And just like in the Waterloo example, we’ll still be stuck with the bill. Worse yet, at least the city has a usable recreation complex that will one day be paid for, where the region would be saddled with a white elephant.
On the upside, there is growing opposition to the LRT proposal. On the downside, few Region of Waterloo residents know the full extent of the plan, making it easier for the politicians to move ahead. For Taxpayers for Sensible Transit (T4ST), the goal is to keep a light on the project, exposing just how bad the idea is.
“When I started talking to people, I was really amazed at the number of people who didn’t know what this was about, and what it would mean,” says Peter Gay, co-chair of the grassroots organization opposing the train. “I think there has been a real disconnect between what people know about the LRT and what the region is planning to do.”
The more details people know, the more likely they are to oppose the LRT, he adds.
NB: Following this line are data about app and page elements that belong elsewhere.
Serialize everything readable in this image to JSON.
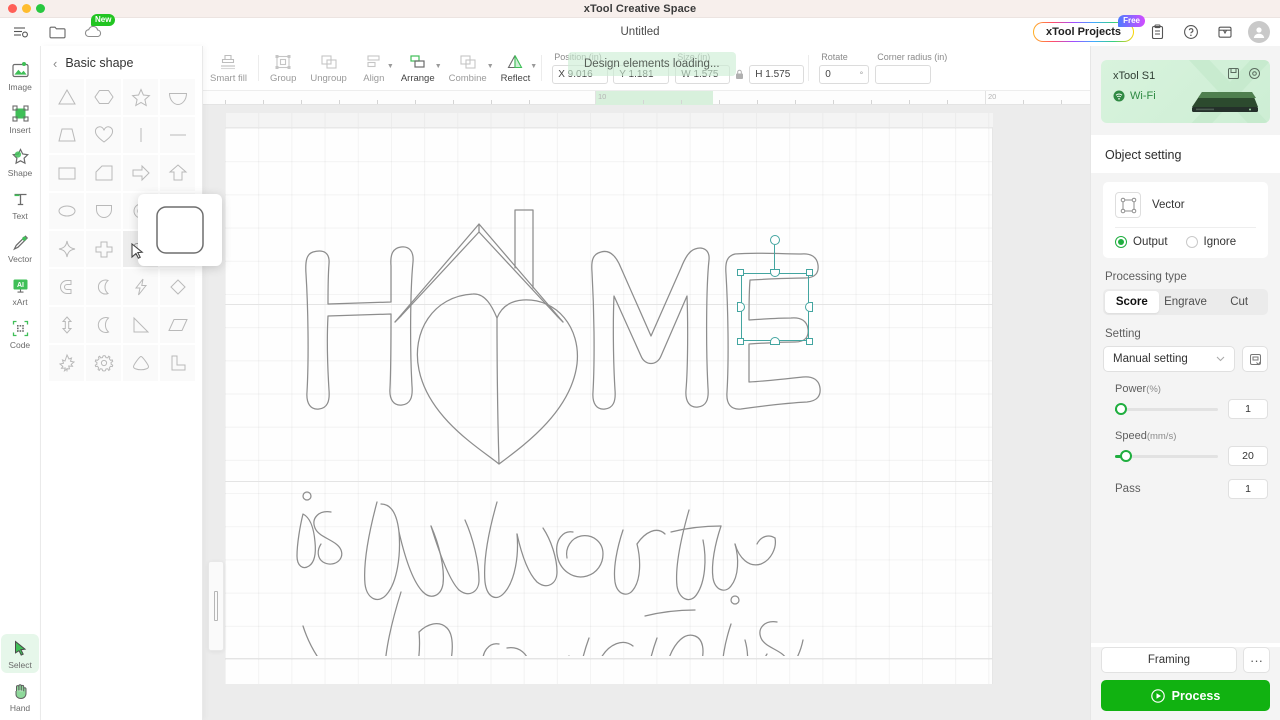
{
  "window": {
    "title": "xTool Creative Space",
    "traffic_lights": [
      "close",
      "minimize",
      "maximize"
    ]
  },
  "header": {
    "doc_title": "Untitled",
    "left_icons": [
      {
        "name": "menu-list-icon",
        "label": "Menu"
      },
      {
        "name": "folder-icon",
        "label": "Open project"
      },
      {
        "name": "cloud-icon",
        "label": "Cloud",
        "badge": "New"
      }
    ],
    "projects_button": {
      "label": "xTool Projects",
      "badge": "Free"
    },
    "right_icons": [
      {
        "name": "clipboard-icon",
        "label": "Tasks"
      },
      {
        "name": "help-icon",
        "label": "Help"
      },
      {
        "name": "store-icon",
        "label": "Store"
      },
      {
        "name": "avatar",
        "label": "Account"
      }
    ]
  },
  "rail": {
    "items": [
      {
        "id": "image",
        "label": "Image",
        "active": false
      },
      {
        "id": "insert",
        "label": "Insert",
        "active": false
      },
      {
        "id": "shape",
        "label": "Shape",
        "active": false
      },
      {
        "id": "text",
        "label": "Text",
        "active": false
      },
      {
        "id": "vector",
        "label": "Vector",
        "active": false
      },
      {
        "id": "xart",
        "label": "xArt",
        "active": false
      },
      {
        "id": "code",
        "label": "Code",
        "active": false
      }
    ],
    "bottom_items": [
      {
        "id": "select",
        "label": "Select",
        "active": true
      },
      {
        "id": "hand",
        "label": "Hand",
        "active": false
      }
    ]
  },
  "shape_panel": {
    "back_label": "‹",
    "title": "Basic shape",
    "hovered_index": 18,
    "preview_shape": "rounded-rectangle",
    "shapes": [
      "triangle",
      "hexagon",
      "star-5",
      "fan",
      "trapezoid",
      "heart",
      "vertical-line",
      "horizontal-line",
      "rectangle",
      "pentagon-left",
      "arrow-right",
      "arrow-up",
      "ellipse",
      "half-round",
      "ring",
      "star-4-thin",
      "sparkle-4",
      "cross",
      "rounded-rectangle",
      "teardrop",
      "c-bracket",
      "crescent-c",
      "lightning",
      "diamond",
      "double-arrow-vertical",
      "moon",
      "right-triangle",
      "parallelogram",
      "maple-leaf",
      "gear",
      "rounded-triangle",
      "l-shape"
    ]
  },
  "toolbar": {
    "tools": [
      {
        "id": "smart-fill",
        "label": "Smart fill",
        "enabled": false,
        "caret": false
      },
      {
        "id": "group",
        "label": "Group",
        "enabled": false,
        "caret": false
      },
      {
        "id": "ungroup",
        "label": "Ungroup",
        "enabled": false,
        "caret": false
      },
      {
        "id": "align",
        "label": "Align",
        "enabled": false,
        "caret": true
      },
      {
        "id": "arrange",
        "label": "Arrange",
        "enabled": true,
        "caret": true
      },
      {
        "id": "combine",
        "label": "Combine",
        "enabled": false,
        "caret": true
      },
      {
        "id": "reflect",
        "label": "Reflect",
        "enabled": true,
        "caret": true
      }
    ],
    "position": {
      "label": "Position (in)",
      "x_value": "X 9.016",
      "y_value": "Y 1.181"
    },
    "size": {
      "label": "Size (in)",
      "w_value": "W 1.575",
      "h_value": "H 1.575",
      "locked": true
    },
    "rotate": {
      "label": "Rotate",
      "value": "0",
      "unit": "°"
    },
    "corner_radius": {
      "label": "Corner radius (in)",
      "value": ""
    }
  },
  "toast": {
    "message": "Design elements loading..."
  },
  "canvas": {
    "ruler_labels": [
      "10",
      "20"
    ],
    "artwork_text_lines": [
      "HOME",
      "is where the",
      "heart is"
    ],
    "artwork_description": "house-outline-with-heart-lettering",
    "selection": {
      "visible": true
    }
  },
  "right_panel": {
    "device": {
      "name": "xTool S1",
      "connection": "Wi-Fi"
    },
    "object_setting": {
      "title": "Object setting",
      "object_type": "Vector",
      "output_label": "Output",
      "ignore_label": "Ignore",
      "output_selected": true
    },
    "processing": {
      "label": "Processing type",
      "options": [
        "Score",
        "Engrave",
        "Cut"
      ],
      "selected": "Score"
    },
    "setting": {
      "label": "Setting",
      "mode": "Manual setting",
      "params": [
        {
          "id": "power",
          "label": "Power",
          "unit": "(%)",
          "value": "1",
          "fill_pct": 1
        },
        {
          "id": "speed",
          "label": "Speed",
          "unit": "(mm/s)",
          "value": "20",
          "fill_pct": 4
        }
      ],
      "pass": {
        "label": "Pass",
        "value": "1"
      }
    },
    "actions": {
      "framing": "Framing",
      "more": "···",
      "process": "Process"
    }
  },
  "colors": {
    "accent_green": "#1fae3f",
    "process_green": "#11b211",
    "selection_teal": "#43a5a0",
    "panel_bg": "#f4f4f4"
  }
}
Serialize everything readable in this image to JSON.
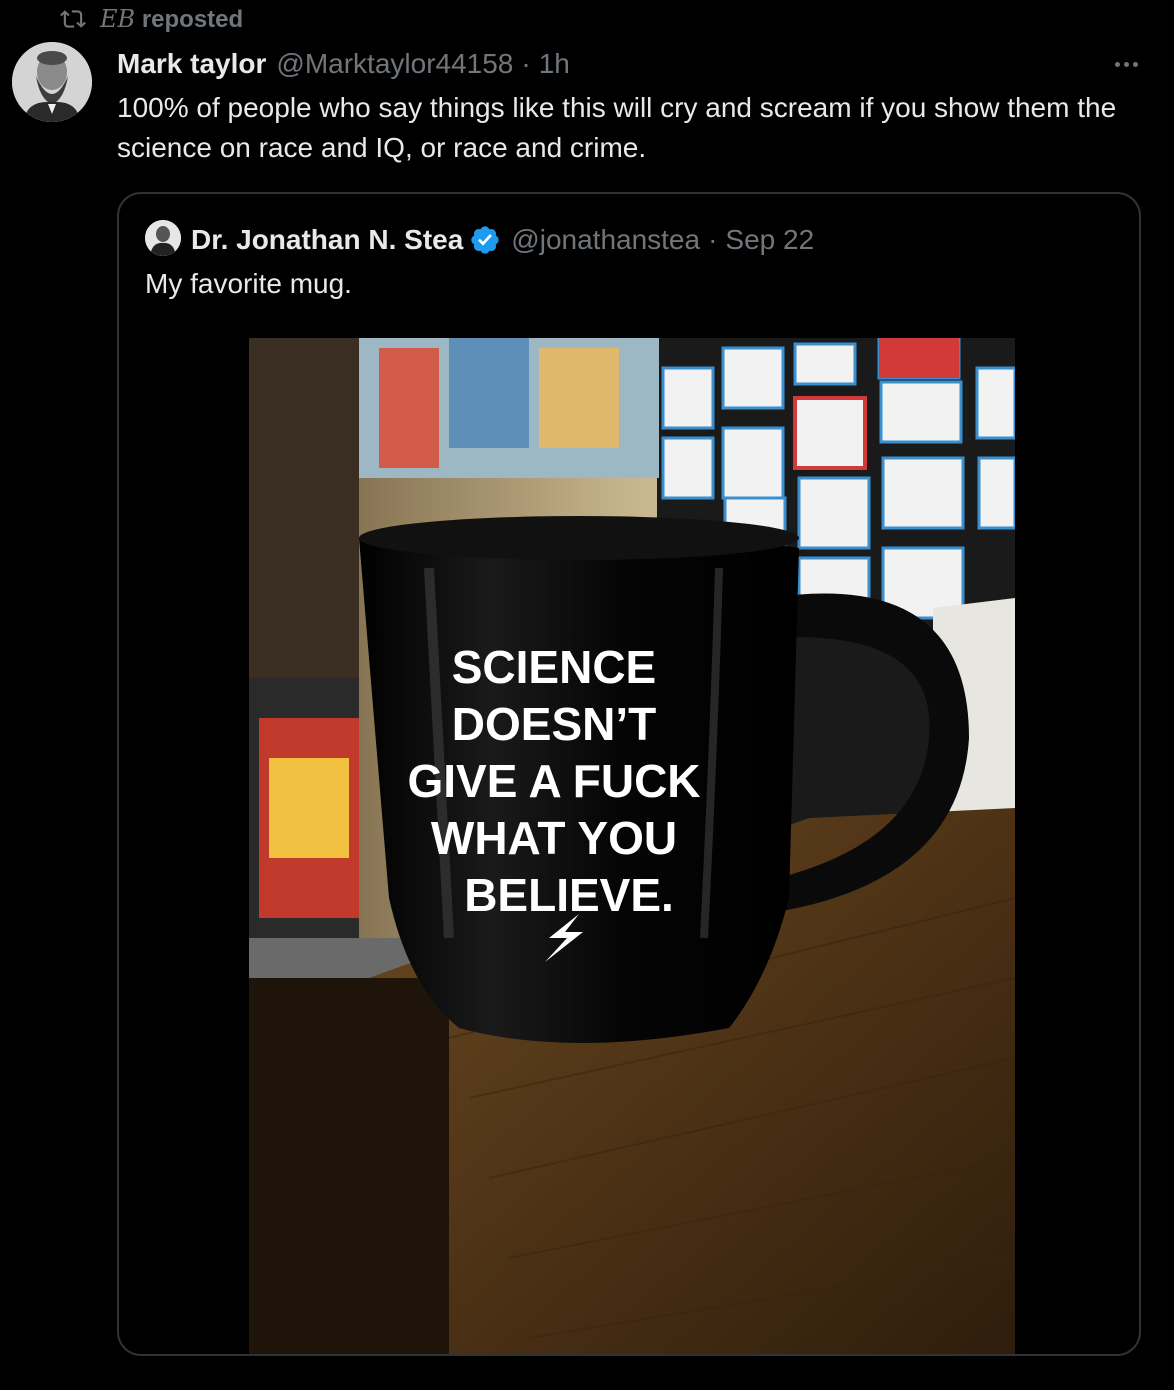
{
  "repost": {
    "initials": "EB",
    "label": "reposted"
  },
  "tweet": {
    "author_name": "Mark taylor",
    "author_handle": "@Marktaylor44158",
    "separator": "·",
    "time": "1h",
    "text": "100% of people who say things like this will cry and scream if you show them the science on race and IQ, or race and crime."
  },
  "quote": {
    "author_name": "Dr. Jonathan N. Stea",
    "author_handle": "@jonathanstea",
    "separator": "·",
    "date": "Sep 22",
    "text": "My favorite mug.",
    "image": {
      "mug_lines": [
        "SCIENCE",
        "DOESN’T",
        "GIVE A FUCK",
        "WHAT YOU",
        "BELIEVE."
      ]
    }
  },
  "icons": {
    "repost": "repost-icon",
    "more": "more-icon",
    "verified": "verified-badge-icon"
  },
  "colors": {
    "background": "#000000",
    "text_primary": "#e7e9ea",
    "text_secondary": "#71767b",
    "border": "#2f3336",
    "verified": "#1d9bf0"
  }
}
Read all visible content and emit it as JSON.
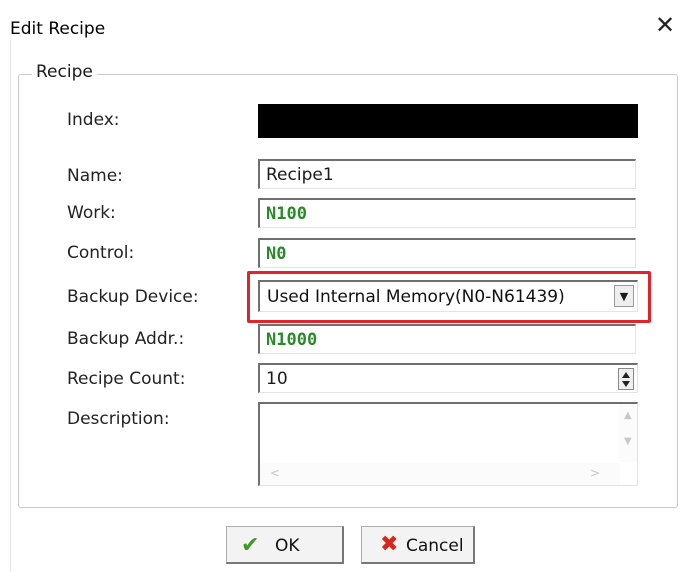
{
  "window": {
    "title": "Edit Recipe",
    "close_icon": "close-icon"
  },
  "group": {
    "legend": "Recipe"
  },
  "fields": {
    "index": {
      "label": "Index:",
      "value": ""
    },
    "name": {
      "label": "Name:",
      "value": "Recipe1"
    },
    "work": {
      "label": "Work:",
      "value": "N100"
    },
    "control": {
      "label": "Control:",
      "value": "N0"
    },
    "backup_device": {
      "label": "Backup Device:",
      "value": "Used Internal Memory(N0-N61439)"
    },
    "backup_addr": {
      "label": "Backup Addr.:",
      "value": "N1000"
    },
    "recipe_count": {
      "label": "Recipe Count:",
      "value": "10"
    },
    "description": {
      "label": "Description:",
      "value": ""
    }
  },
  "buttons": {
    "ok_label": "OK",
    "cancel_label": "Cancel"
  },
  "colors": {
    "highlight": "#e1232c",
    "address_text": "#2a8a2a",
    "ok_icon": "#3a9a2a",
    "cancel_icon": "#d8251f"
  }
}
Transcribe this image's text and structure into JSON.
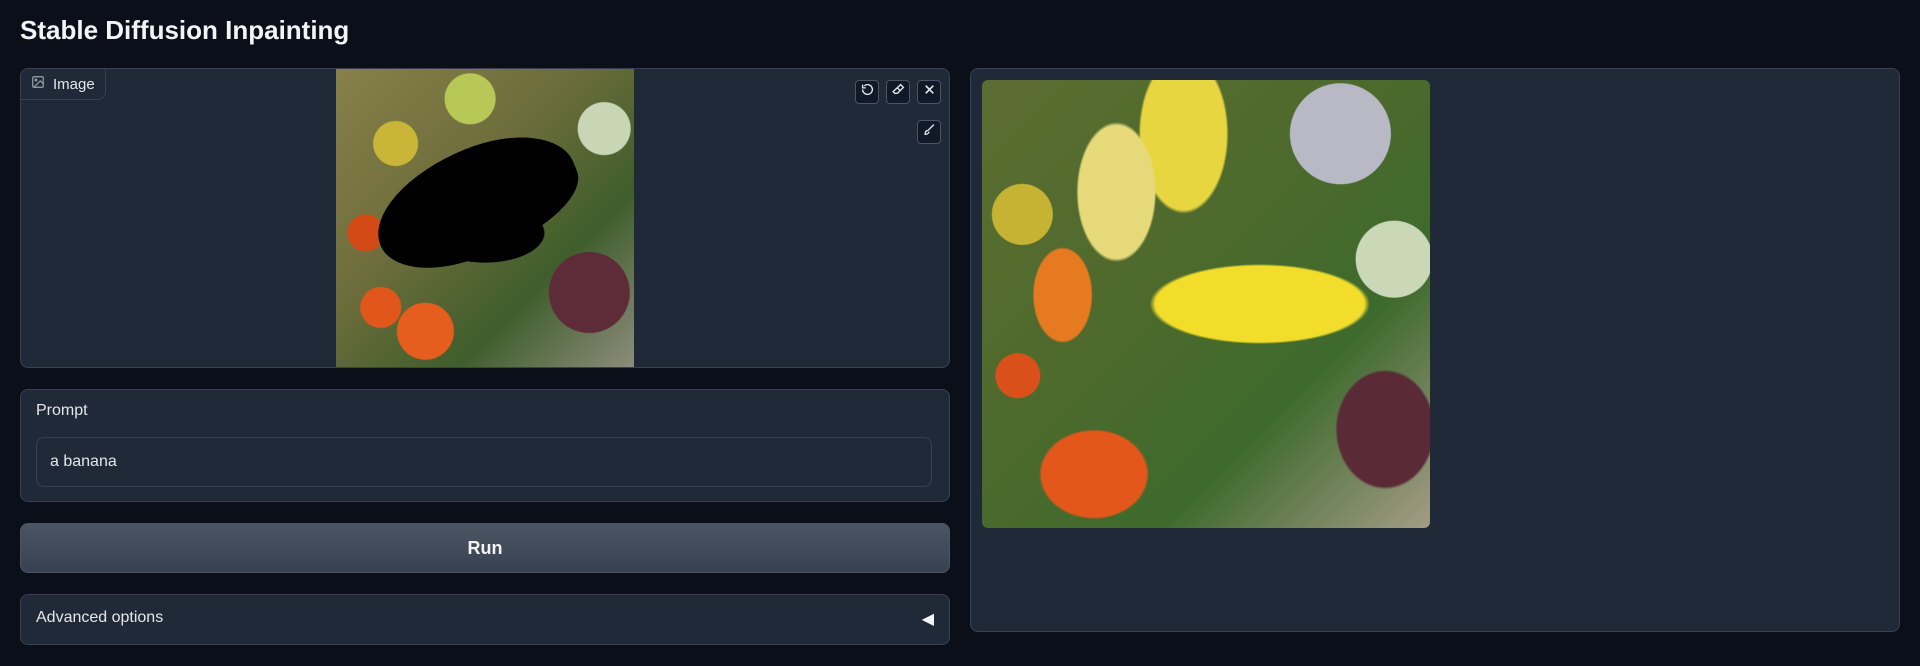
{
  "app": {
    "title": "Stable Diffusion Inpainting"
  },
  "input_image": {
    "label": "Image"
  },
  "prompt": {
    "label": "Prompt",
    "value": "a banana"
  },
  "run": {
    "label": "Run"
  },
  "advanced": {
    "label": "Advanced options",
    "arrow": "◀"
  },
  "icons": {
    "image_label": "image-icon",
    "undo": "undo-icon",
    "eraser": "eraser-icon",
    "close": "close-icon",
    "brush": "brush-icon"
  }
}
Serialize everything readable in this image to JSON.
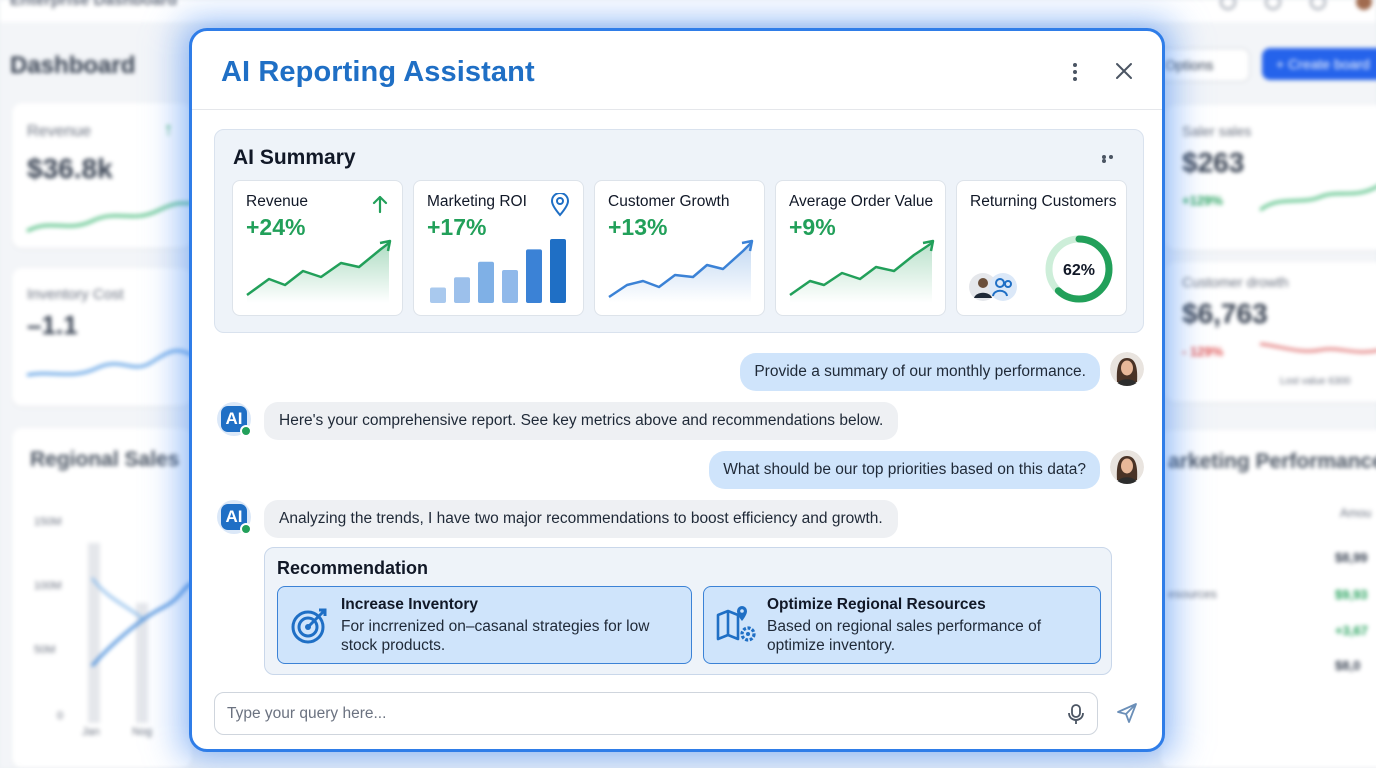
{
  "background": {
    "app_title": "Enterprise Dashboard",
    "page_title": "Dashboard",
    "options_label": "Options",
    "create_label": "+ Create board",
    "revenue": {
      "label": "Revenue",
      "value": "$36.8k"
    },
    "inventory_cost": {
      "label": "Inventory Cost",
      "value": "–1.1"
    },
    "regional_sales": {
      "title": "Regional Sales",
      "ticks": [
        "150M",
        "100M",
        "50M",
        "0"
      ],
      "months": [
        "Jan",
        "Nog"
      ]
    },
    "sales": {
      "label": "Saler sales",
      "value": "$263",
      "change": "+129%"
    },
    "customer_growth": {
      "label": "Customer drowth",
      "value": "$6,763",
      "change": "- 129%",
      "note": "Lost value 6300"
    },
    "marketing_performance": {
      "title": "arketing Performance",
      "col": "Amou",
      "rows": [
        {
          "label": "",
          "value": "$8,99"
        },
        {
          "label": "esources",
          "value": "$9,93"
        },
        {
          "label": "",
          "value": "+3,67"
        },
        {
          "label": "",
          "value": "$8,0"
        }
      ]
    }
  },
  "modal": {
    "title": "AI Reporting Assistant",
    "summary": {
      "title": "AI Summary",
      "metrics": [
        {
          "label": "Revenue",
          "value": "+24%",
          "icon": "arrow-up-icon"
        },
        {
          "label": "Marketing ROI",
          "value": "+17%",
          "icon": "location-pin-icon",
          "bars": [
            15,
            25,
            40,
            32,
            52,
            62
          ]
        },
        {
          "label": "Customer Growth",
          "value": "+13%"
        },
        {
          "label": "Average Order Value",
          "value": "+9%"
        },
        {
          "label": "Returning Customers",
          "value": "",
          "ring_percent": "62%",
          "ring_fraction": 0.62
        }
      ]
    },
    "messages": [
      {
        "from": "user",
        "text": "Provide a summary of our monthly performance."
      },
      {
        "from": "ai",
        "text": "Here's your comprehensive report. See key metrics above and recommendations below."
      },
      {
        "from": "user",
        "text": "What should be our top priorities based on this data?"
      },
      {
        "from": "ai",
        "text": "Analyzing the trends, I have two major recommendations to boost efficiency and growth."
      }
    ],
    "ai_badge": "AI",
    "recommendation": {
      "title": "Recommendation",
      "items": [
        {
          "title": "Increase Inventory",
          "desc": "For incrrenized on–casanal strategies for low stock products.",
          "icon": "target-icon"
        },
        {
          "title": "Optimize Regional Resources",
          "desc": "Based on regional sales performance of optimize inventory.",
          "icon": "map-gear-icon"
        }
      ]
    },
    "input_placeholder": "Type your query here..."
  },
  "colors": {
    "accent": "#1f6fc5",
    "positive": "#22a05a",
    "border": "#2f7de8"
  }
}
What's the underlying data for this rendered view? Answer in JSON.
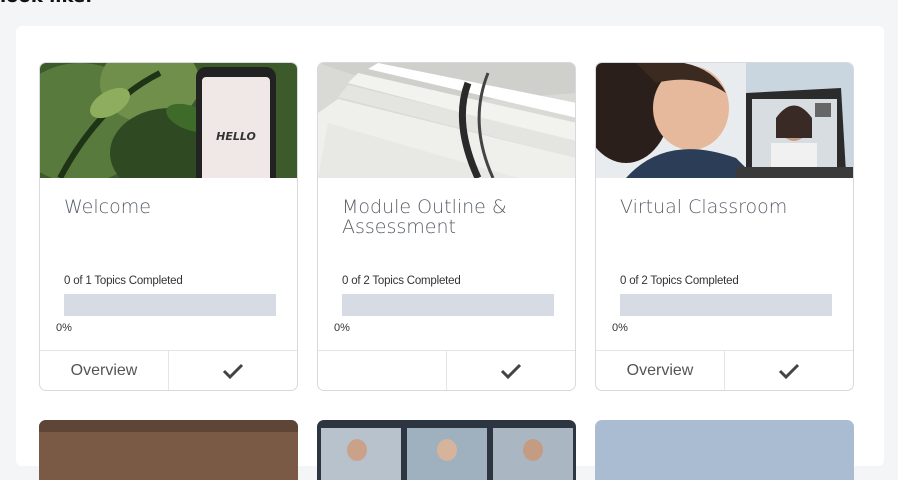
{
  "page_heading": "look like:",
  "cards": [
    {
      "title": "Welcome",
      "progress_text": "0 of 1 Topics Completed",
      "progress": 0,
      "percent_label": "0%",
      "overview_label": "Overview",
      "check_icon": "checkmark-icon",
      "image_label": "HELLO"
    },
    {
      "title": "Module Outline & Assessment",
      "progress_text": "0 of 2 Topics Completed",
      "progress": 0,
      "percent_label": "0%",
      "overview_label": "",
      "check_icon": "checkmark-icon"
    },
    {
      "title": "Virtual Classroom",
      "progress_text": "0 of 2 Topics Completed",
      "progress": 0,
      "percent_label": "0%",
      "overview_label": "Overview",
      "check_icon": "checkmark-icon"
    }
  ],
  "colors": {
    "progress_track": "#d7dbe3",
    "card_border": "#d6d9de",
    "title_text": "#5a6068",
    "background": "#f4f5f7"
  }
}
There’s the cost: $710 million for a train linking Conestoga Mall in Waterloo to Fairview Park in Kitchener, versus $80 million for the modified bus rapid transit proposed to serve Cambridge. That figure is likely to escalate before work begins, and again dramatically once work is underway. And there will be hundreds of millions more spent on reworking the existing infrastructure to accommodate the train route, including improvements to roadways to handle traffic forced off of the transit corridor, including King Street.
The disruption to traffic, businesses and people’s lives may be greater still, Gay suggests. And it’s precisely those costs that go unaddressed or glossed over in the region’s boosterism for the project. It wasn’t until he started reading reports in detail and asking questions that he understood the extent of the proposal, and just how bad the impact would be.
“The more I have dug into what has transpired, the more I say we have to re-think this. The public is not in favour of this option.”
Having spoken directly with 500 or 600 people since becoming involved with T4ST last spring, he’s found only a handful who support building a light rail system.
Too expensive. Unlikely to be used even to the low numbers predicted. A north-south corridor going against the grain of east-west growth. Inflexible, unlike the bus option that even LRT supporters acknowledge is superior from a transit perspective. The strikes against the LRT are many. The biggest factor in the region’s decision is a hope the train will reshape the urban area, prompting businesses to relocate and residents to live along the rail line.
That’s essentially a gamble on the idea that if you build it, they will come. The bet gets even riskier still, he says, given the choice to run part of the route out by the University of Waterloo and the adjacent business park. “How does that help? How does that increase density in the core?”
Praising the region’s growth management strategy, Gay says planners are off the rails when intensification becomes the only visible rationale for spending so much money. Will young families looking for a patch of grass and a place to set up a swing live in King Street condos? That’s about as likely as people ditching their 15-minute car ride in favour of two hours on public transit.
Early on in the growth strategy process, the region became enamoured with the LRT, and has spent the last few years building a case for what was essentially already decided, he suggests. Reversing that stance will take a public backlash against the politicians, making the train an issue in the run-up to next year’s municipal elections.
To do that, the goal will be to keep the LRT proposal in the spotlight, chipping away at what the group sees as a shaky foundation. The plan’s weaknesses start with the cost and associated financing. The region is counting on the federal and provincial governments to cover the $710 million. But what happens when costs escalate, and then overrun those overinflated figures? If other infrastructure projects – including some in Woolwich – are any indication, local taxpayers could be on the hook, he suggests.
Either way, region residents will be picking up the tab for operating losses running into millions of dollars each year. And we’ll pay for the hundreds of millions in necessary infrastructure upgrades. There’s nothing free about any of this.
The pitfalls of the LRT will be front and center Nov. 5 when Taxpayers for Sensible Transit host a meeting with former Ottawa-Carleton regional chairman Andy Haydon, who was involved with that city’s debate over trains versus buses. Information and the group’s petition can be found online at www.t4st.com.